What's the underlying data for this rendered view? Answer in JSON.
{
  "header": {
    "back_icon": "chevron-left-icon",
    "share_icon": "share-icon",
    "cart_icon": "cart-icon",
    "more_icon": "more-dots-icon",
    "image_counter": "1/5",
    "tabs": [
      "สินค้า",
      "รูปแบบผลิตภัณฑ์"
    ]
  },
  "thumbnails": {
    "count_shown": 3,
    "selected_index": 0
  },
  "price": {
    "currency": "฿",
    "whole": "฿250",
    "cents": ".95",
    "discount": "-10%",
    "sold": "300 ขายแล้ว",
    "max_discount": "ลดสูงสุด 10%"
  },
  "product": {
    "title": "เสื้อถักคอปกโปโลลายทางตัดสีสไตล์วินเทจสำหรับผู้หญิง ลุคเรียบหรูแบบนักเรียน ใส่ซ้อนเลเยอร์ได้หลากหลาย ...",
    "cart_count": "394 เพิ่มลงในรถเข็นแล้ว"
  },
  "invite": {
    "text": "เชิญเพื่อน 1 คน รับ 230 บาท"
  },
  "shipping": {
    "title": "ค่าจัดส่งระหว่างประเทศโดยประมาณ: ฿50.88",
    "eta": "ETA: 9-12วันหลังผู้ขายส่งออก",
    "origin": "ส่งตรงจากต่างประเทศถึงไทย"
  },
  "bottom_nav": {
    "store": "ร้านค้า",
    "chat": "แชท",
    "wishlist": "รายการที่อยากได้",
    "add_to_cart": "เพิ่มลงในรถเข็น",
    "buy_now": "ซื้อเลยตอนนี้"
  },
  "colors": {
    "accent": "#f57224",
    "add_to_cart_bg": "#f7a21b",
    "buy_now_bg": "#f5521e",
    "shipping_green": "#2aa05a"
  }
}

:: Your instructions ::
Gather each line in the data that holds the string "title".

:: Your response ::
    "title": "เสื้อถักคอปกโปโลลายทางตัดสีสไตล์วินเทจสำหรับผู้หญิง ลุคเรียบหรูแบบนักเรียน ใส่ซ้อนเลเยอร์ได้หลากหลาย ...",
    "title": "ค่าจัดส่งระหว่างประเทศโดยประมาณ: ฿50.88",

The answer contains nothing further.